Arrested in Vanuatu in 2007, he persuaded prison officials to let him serve the final weekend of a six-week sentence – imposed for entering the country illegally – in a luxury hotel. He explained later to an Australian radio station: “The director of corrective services is a very decent chap. With my arresting officer, the three of us went out for lunch for probably longer than was prudent.”
Things were not quite so jolly in 2002, when Cherie Blair was forced to deliver a tearful public apology on television after Mr Foster’s role as financial adviser in the Bristol flat purchase came to light. It was through his former girlfriend Carole Caplin, who was a close friend of the Prime Minister’s wife as well as her “lifestyle guru”, that Foster got to know the Blairs. He subsequently claimed that Ms Caplin exerted an unhealthy influence over Mr Blair himself, advising him on how to handle Gordon Brown and “dressing him down to his boxer shorts”.
Downing Street responded at the time: “We have absolutely no intention of taking these claims seriously, and neither should anyone else.”
After being threatened with deportation from the UK, Foster returned to Australia in 2003 and embarked on a series of business ventures in Fiji. But before long he was in trouble again.
Following the little misunderstandings in Fiji and Vanuatu, he reportedly resolved to “go straight”. But despite the ban imposed in 2005 he apparently could not resist the temptation to make money from yet another dubious slimming product – this time a nasal spray called Sensaslim, which was supposed to suppress appetite.
The scheme was backed by 90 investors who were conned into giving Foster a total of A$6m, the equivalent of about £3.5m then. According to one Australian magazine, the spray “made snake oil look good”. The scam saw Foster arrested in 2011 at the hospital bedside of his mother, Louise Foster, who had recently suffered a stroke. Before being led away by police, he hugged his mother while reportedly stuffing his mobile phone under her pillow. It was later recovered by officers.

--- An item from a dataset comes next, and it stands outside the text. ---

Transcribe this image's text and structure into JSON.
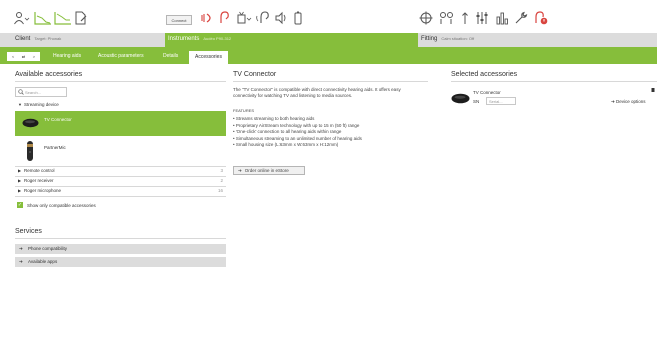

When it came to sentencing in October last year, Foster failed to turn up. He wrote to the judge claiming he had confused the dates. In the lengthy letter, he said he was “tired of being Peter Foster” and “just wanted peace and quiet in my life”. Were it not for his mother, to whom he was devoted, he told the judge, “I doubt I would have lasted this long”.
In court this week – where Foster appeared in a hospital gown, despite doctors having pronounced him well – he pleaded guilty to assaulting a police officer and resisting arrest. He even apologised in court to the officer in question.
He had been wanted on a string of state and federal warrants, and was also the subject of an Interpol red notice requesting international forces to arrest him.
Now Foster, who is from Queensland’s Gold Coast, is back behind bars, having been extradited directly to the Arthur Gorrie Correctional Centre in Brisbane. And there’s still that little matter of the alleged gambling swindle.Reuse content